ASSIGNED TASK: Your task is to copy the records that follow exactly, minus any images.

[TASK INPUTS — start]

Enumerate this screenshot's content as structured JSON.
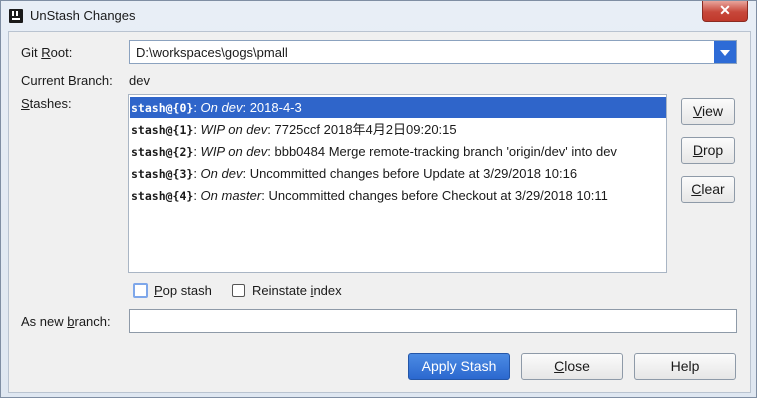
{
  "window": {
    "title": "UnStash Changes",
    "close_glyph": "✕"
  },
  "git_root": {
    "label_pre": "Git ",
    "label_mn": "R",
    "label_post": "oot:",
    "value": "D:\\workspaces\\gogs\\pmall"
  },
  "current_branch": {
    "label": "Current Branch:",
    "value": "dev"
  },
  "stashes": {
    "label_mn": "S",
    "label_rest": "tashes:",
    "items": [
      {
        "ref": "stash@{0}",
        "sep": ": ",
        "branch": "On dev",
        "message": ": 2018-4-3"
      },
      {
        "ref": "stash@{1}",
        "sep": ": ",
        "branch": "WIP on dev",
        "message": ": 7725ccf 2018年4月2日09:20:15"
      },
      {
        "ref": "stash@{2}",
        "sep": ": ",
        "branch": "WIP on dev",
        "message": ": bbb0484 Merge remote-tracking branch 'origin/dev' into dev"
      },
      {
        "ref": "stash@{3}",
        "sep": ": ",
        "branch": "On dev",
        "message": ": Uncommitted changes before Update at 3/29/2018 10:16"
      },
      {
        "ref": "stash@{4}",
        "sep": ": ",
        "branch": "On master",
        "message": ": Uncommitted changes before Checkout at 3/29/2018 10:11"
      }
    ],
    "selected_index": 0
  },
  "side_buttons": {
    "view": {
      "mn": "V",
      "rest": "iew"
    },
    "drop": {
      "mn": "D",
      "rest": "rop"
    },
    "clear": {
      "mn": "C",
      "rest": "lear"
    }
  },
  "options": {
    "pop_stash": {
      "mn": "P",
      "rest": "op stash",
      "checked": false
    },
    "reinstate_index": {
      "pre": "Reinstate ",
      "mn": "i",
      "rest": "ndex",
      "checked": false
    }
  },
  "new_branch": {
    "pre": "As new ",
    "mn": "b",
    "rest": "ranch:",
    "value": ""
  },
  "footer": {
    "apply": "Apply Stash",
    "close": {
      "mn": "C",
      "rest": "lose"
    },
    "help": "Help"
  }
}
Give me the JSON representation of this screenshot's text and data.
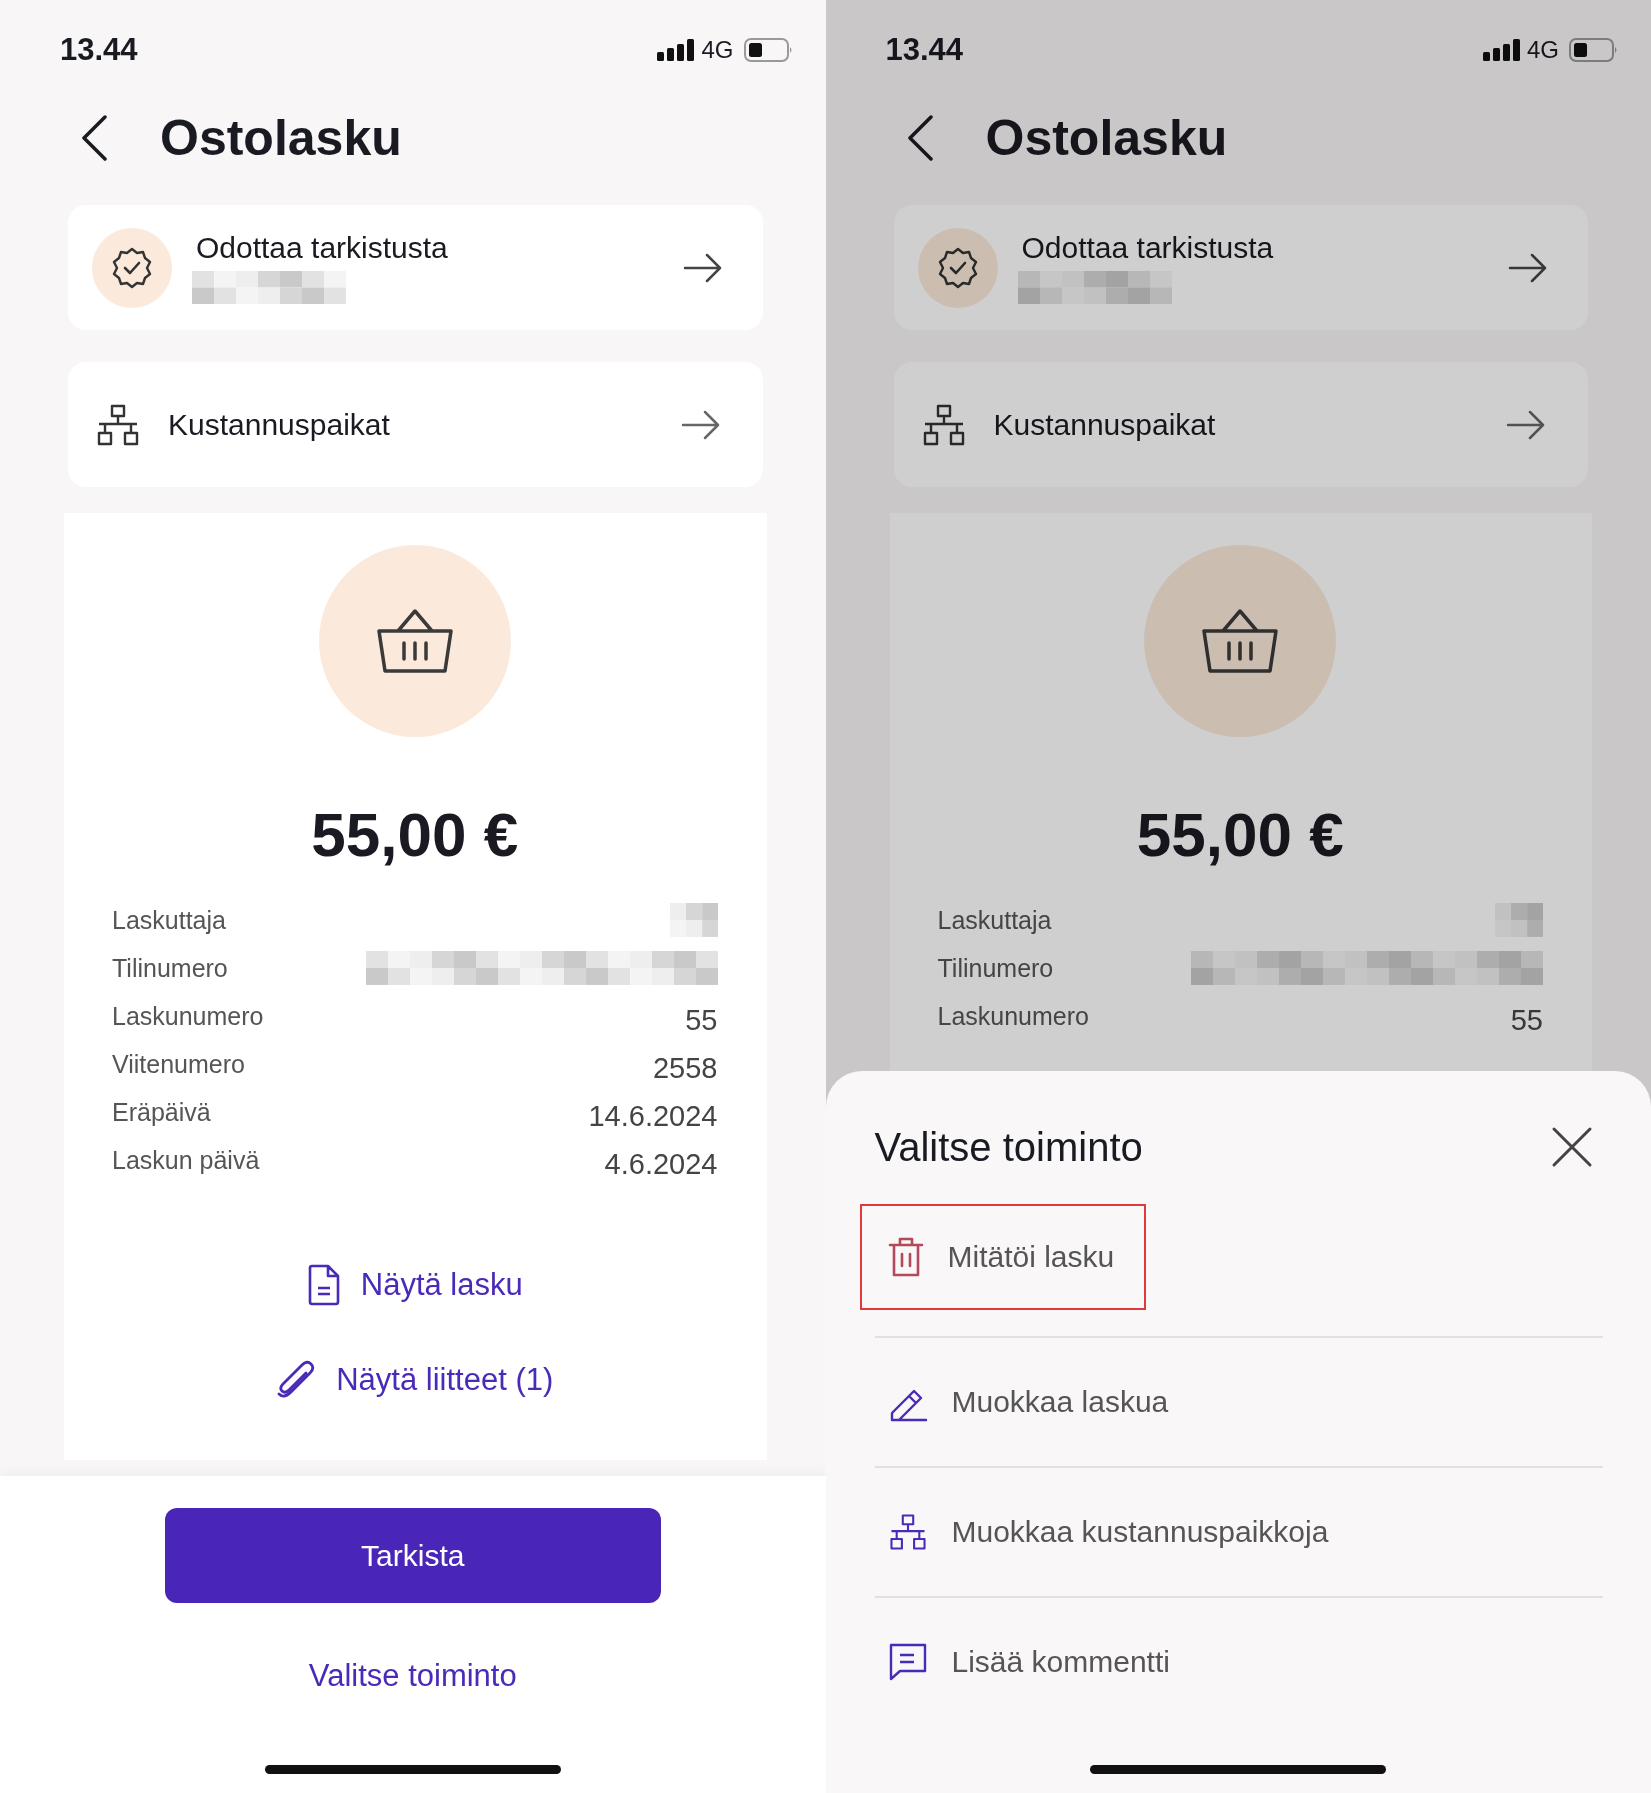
{
  "screens": [
    {
      "dimmed": false,
      "status_bar": {
        "time": "13.44",
        "network": "4G"
      },
      "title": "Ostolasku",
      "status_card": {
        "label": "Odottaa tarkistusta"
      },
      "cost_center_card": {
        "label": "Kustannuspaikat"
      },
      "amount": "55,00 €",
      "details": [
        {
          "label": "Laskuttaja",
          "redacted": true
        },
        {
          "label": "Tilinumero",
          "redacted": true
        },
        {
          "label": "Laskunumero",
          "value": "55",
          "redacted": false
        },
        {
          "label": "Viitenumero",
          "value": "2558",
          "redacted": false
        },
        {
          "label": "Eräpäivä",
          "value": "14.6.2024",
          "redacted": false
        },
        {
          "label": "Laskun päivä",
          "value": "4.6.2024",
          "redacted": false
        }
      ],
      "links": [
        {
          "kind": "document",
          "label": "Näytä lasku"
        },
        {
          "kind": "attachment",
          "label": "Näytä liitteet (1)"
        }
      ],
      "primary_button": "Tarkista",
      "secondary_link": "Valitse toiminto"
    },
    {
      "dimmed": true,
      "status_bar": {
        "time": "13.44",
        "network": "4G"
      },
      "title": "Ostolasku",
      "status_card": {
        "label": "Odottaa tarkistusta"
      },
      "cost_center_card": {
        "label": "Kustannuspaikat"
      },
      "amount": "55,00 €",
      "details": [
        {
          "label": "Laskuttaja",
          "redacted": true
        },
        {
          "label": "Tilinumero",
          "redacted": true
        },
        {
          "label": "Laskunumero",
          "value": "55",
          "redacted": false
        }
      ],
      "action_sheet": {
        "title": "Valitse toiminto",
        "items": [
          {
            "kind": "trash",
            "label": "Mitätöi lasku",
            "highlighted": true
          },
          {
            "kind": "pencil",
            "label": "Muokkaa laskua",
            "highlighted": false
          },
          {
            "kind": "network",
            "label": "Muokkaa kustannuspaikkoja",
            "highlighted": false
          },
          {
            "kind": "comment",
            "label": "Lisää kommentti",
            "highlighted": false
          }
        ]
      }
    }
  ]
}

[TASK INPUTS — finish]

WRITTEN ANSWER:
Enumerate this screenshot's content as structured JSON.
{
  "window": {
    "title": "UnStash Changes",
    "close_glyph": "✕"
  },
  "git_root": {
    "label_pre": "Git ",
    "label_mn": "R",
    "label_post": "oot:",
    "value": "D:\\workspaces\\gogs\\pmall"
  },
  "current_branch": {
    "label": "Current Branch:",
    "value": "dev"
  },
  "stashes": {
    "label_mn": "S",
    "label_rest": "tashes:",
    "items": [
      {
        "ref": "stash@{0}",
        "sep": ": ",
        "branch": "On dev",
        "message": ": 2018-4-3"
      },
      {
        "ref": "stash@{1}",
        "sep": ": ",
        "branch": "WIP on dev",
        "message": ": 7725ccf 2018年4月2日09:20:15"
      },
      {
        "ref": "stash@{2}",
        "sep": ": ",
        "branch": "WIP on dev",
        "message": ": bbb0484 Merge remote-tracking branch 'origin/dev' into dev"
      },
      {
        "ref": "stash@{3}",
        "sep": ": ",
        "branch": "On dev",
        "message": ": Uncommitted changes before Update at 3/29/2018 10:16"
      },
      {
        "ref": "stash@{4}",
        "sep": ": ",
        "branch": "On master",
        "message": ": Uncommitted changes before Checkout at 3/29/2018 10:11"
      }
    ],
    "selected_index": 0
  },
  "side_buttons": {
    "view": {
      "mn": "V",
      "rest": "iew"
    },
    "drop": {
      "mn": "D",
      "rest": "rop"
    },
    "clear": {
      "mn": "C",
      "rest": "lear"
    }
  },
  "options": {
    "pop_stash": {
      "mn": "P",
      "rest": "op stash",
      "checked": false
    },
    "reinstate_index": {
      "pre": "Reinstate ",
      "mn": "i",
      "rest": "ndex",
      "checked": false
    }
  },
  "new_branch": {
    "pre": "As new ",
    "mn": "b",
    "rest": "ranch:",
    "value": ""
  },
  "footer": {
    "apply": "Apply Stash",
    "close": {
      "mn": "C",
      "rest": "lose"
    },
    "help": "Help"
  }
}
Give me the JSON representation of this screenshot's text and data.
{
  "screens": [
    {
      "dimmed": false,
      "status_bar": {
        "time": "13.44",
        "network": "4G"
      },
      "title": "Ostolasku",
      "status_card": {
        "label": "Odottaa tarkistusta"
      },
      "cost_center_card": {
        "label": "Kustannuspaikat"
      },
      "amount": "55,00 €",
      "details": [
        {
          "label": "Laskuttaja",
          "redacted": true
        },
        {
          "label": "Tilinumero",
          "redacted": true
        },
        {
          "label": "Laskunumero",
          "value": "55",
          "redacted": false
        },
        {
          "label": "Viitenumero",
          "value": "2558",
          "redacted": false
        },
        {
          "label": "Eräpäivä",
          "value": "14.6.2024",
          "redacted": false
        },
        {
          "label": "Laskun päivä",
          "value": "4.6.2024",
          "redacted": false
        }
      ],
      "links": [
        {
          "kind": "document",
          "label": "Näytä lasku"
        },
        {
          "kind": "attachment",
          "label": "Näytä liitteet (1)"
        }
      ],
      "primary_button": "Tarkista",
      "secondary_link": "Valitse toiminto"
    },
    {
      "dimmed": true,
      "status_bar": {
        "time": "13.44",
        "network": "4G"
      },
      "title": "Ostolasku",
      "status_card": {
        "label": "Odottaa tarkistusta"
      },
      "cost_center_card": {
        "label": "Kustannuspaikat"
      },
      "amount": "55,00 €",
      "details": [
        {
          "label": "Laskuttaja",
          "redacted": true
        },
        {
          "label": "Tilinumero",
          "redacted": true
        },
        {
          "label": "Laskunumero",
          "value": "55",
          "redacted": false
        }
      ],
      "action_sheet": {
        "title": "Valitse toiminto",
        "items": [
          {
            "kind": "trash",
            "label": "Mitätöi lasku",
            "highlighted": true
          },
          {
            "kind": "pencil",
            "label": "Muokkaa laskua",
            "highlighted": false
          },
          {
            "kind": "network",
            "label": "Muokkaa kustannuspaikkoja",
            "highlighted": false
          },
          {
            "kind": "comment",
            "label": "Lisää kommentti",
            "highlighted": false
          }
        ]
      }
    }
  ]
}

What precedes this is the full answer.